**WORK TASK:** Determine the number of lines in the data that contain "structured", and write only that number.

[Items from a data source]
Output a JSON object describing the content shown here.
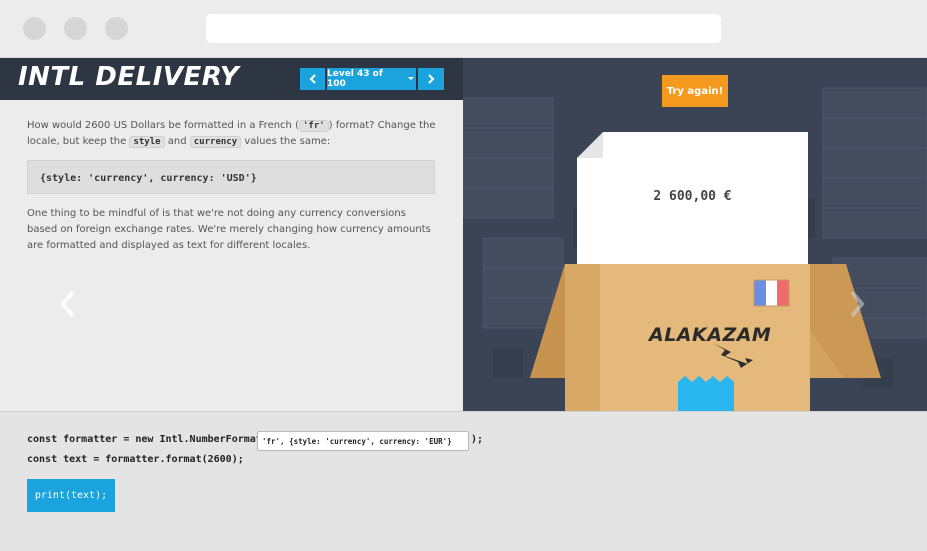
{
  "browser": {
    "url": ""
  },
  "header": {
    "title": "INTL DELIVERY",
    "prev_icon": "chevron-left",
    "level_label": "Level 43 of 100",
    "level_dropdown_icon": "caret-down",
    "next_icon": "chevron-right"
  },
  "instructions": {
    "p1_a": "How would 2600 US Dollars be formatted in a French (",
    "p1_code": "'fr'",
    "p1_b": ") format? Change the locale, but keep the",
    "p1_code_style": "style",
    "p1_and": "and",
    "p1_code_currency": "currency",
    "p1_c": "values the same:",
    "code_sample": "{style: 'currency', currency: 'USD'}",
    "p2": "One thing to be mindful of is that we're not doing any currency conversions based on foreign exchange rates. We're merely changing how currency amounts are formatted and displayed as text for different locales."
  },
  "scene": {
    "try_again_label": "Try again!",
    "paper_text": "2 600,00 €",
    "box_brand": "ALAKAZAM",
    "flag_colors": [
      "#6b8de3",
      "#ffffff",
      "#f06b6b"
    ],
    "box_color": "#e4b97b",
    "nav_left_icon": "chevron-left",
    "nav_right_icon": "chevron-right"
  },
  "editor": {
    "line1_prefix": "const formatter = new Intl.NumberFormat(",
    "input_value": "'fr', {style: 'currency', currency: 'EUR'}",
    "line1_suffix": ");",
    "line2": "const text = formatter.format(2600);",
    "run_label": "print(text);"
  },
  "colors": {
    "accent": "#1aa3dc",
    "try_again": "#f39a1f",
    "header_bg": "#2e3643",
    "scene_bg": "#3b4454"
  }
}
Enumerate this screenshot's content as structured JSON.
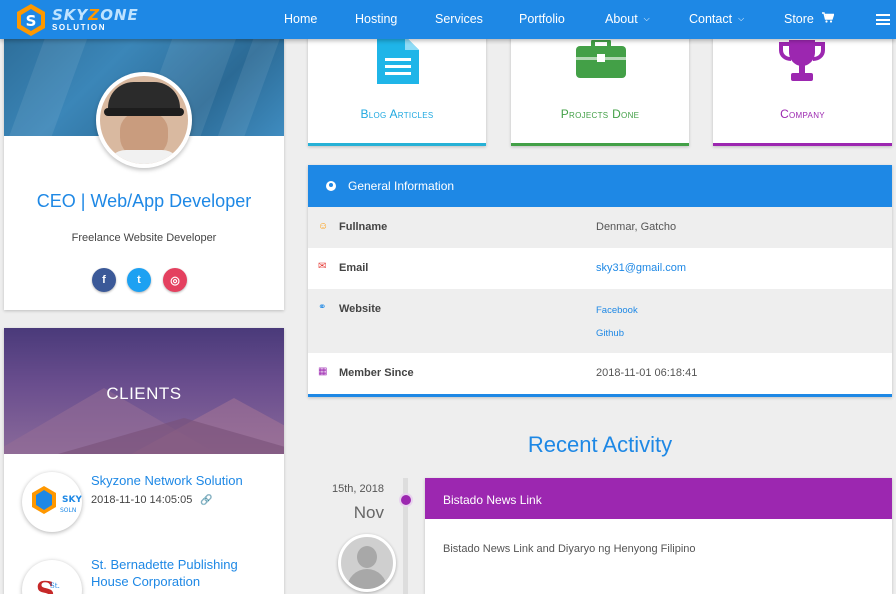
{
  "brand": {
    "line1_a": "SKY",
    "line1_z": "Z",
    "line1_b": "ONE",
    "line2": "SOLUTION"
  },
  "nav": {
    "home": "Home",
    "hosting": "Hosting",
    "services": "Services",
    "portfolio": "Portfolio",
    "about": "About",
    "contact": "Contact",
    "store": "Store"
  },
  "profile": {
    "title": "CEO | Web/App Developer",
    "subtitle": "Freelance Website Developer",
    "social": {
      "facebook": "f",
      "twitter": "t",
      "instagram": "◎"
    }
  },
  "clients": {
    "title": "CLIENTS",
    "items": [
      {
        "name": "Skyzone Network Solution",
        "date": "2018-11-10 14:05:05"
      },
      {
        "name": "St. Bernadette Publishing House Corporation",
        "date": ""
      }
    ]
  },
  "stats": [
    {
      "label": "Blog Articles",
      "icon": "document-icon",
      "color": "#1fa8e0"
    },
    {
      "label": "Projects Done",
      "icon": "briefcase-icon",
      "color": "#43a047"
    },
    {
      "label": "Company",
      "icon": "trophy-icon",
      "color": "#9c27b0"
    }
  ],
  "info": {
    "title": "General Information",
    "rows": {
      "fullname": {
        "key": "Fullname",
        "value": "Denmar, Gatcho"
      },
      "email": {
        "key": "Email",
        "value": "sky31@gmail.com"
      },
      "website": {
        "key": "Website",
        "links": [
          "Facebook",
          "Github"
        ]
      },
      "member": {
        "key": "Member Since",
        "value": "2018-11-01 06:18:41"
      }
    }
  },
  "activity": {
    "title": "Recent Activity",
    "date": "15th, 2018",
    "month": "Nov",
    "card_title": "Bistado News Link",
    "card_body": "Bistado News Link and Diyaryo ng Henyong Filipino"
  },
  "colors": {
    "primary": "#1e88e5",
    "green": "#43a047",
    "purple": "#9c27b0",
    "cyan": "#1fa8e0"
  }
}
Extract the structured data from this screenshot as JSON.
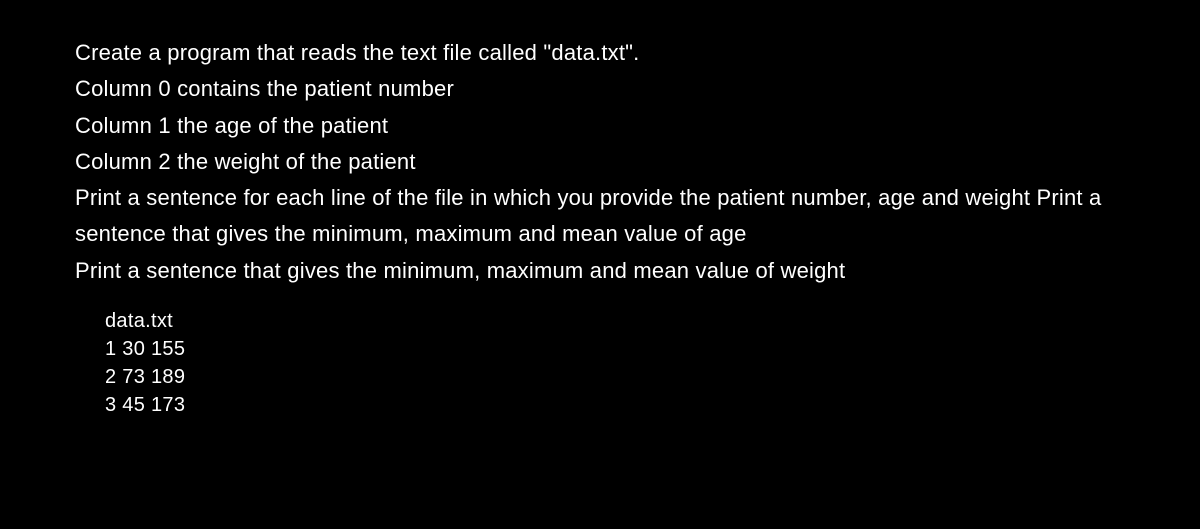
{
  "problem": {
    "line1": "Create a program that reads the text file called \"data.txt\".",
    "line2": "Column 0 contains the patient number",
    "line3": "Column 1 the age of the patient",
    "line4": "Column 2 the weight of the patient",
    "line5": "Print a sentence for each line of the file in which you provide the patient number, age and weight Print a sentence that gives the minimum, maximum and mean value of age",
    "line6": "Print a sentence that gives the minimum, maximum and mean value of weight"
  },
  "data_file": {
    "filename": "data.txt",
    "row1": "1 30 155",
    "row2": "2 73 189",
    "row3": "3 45 173"
  }
}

**RESPONSE TO THE EXERCISE:** 2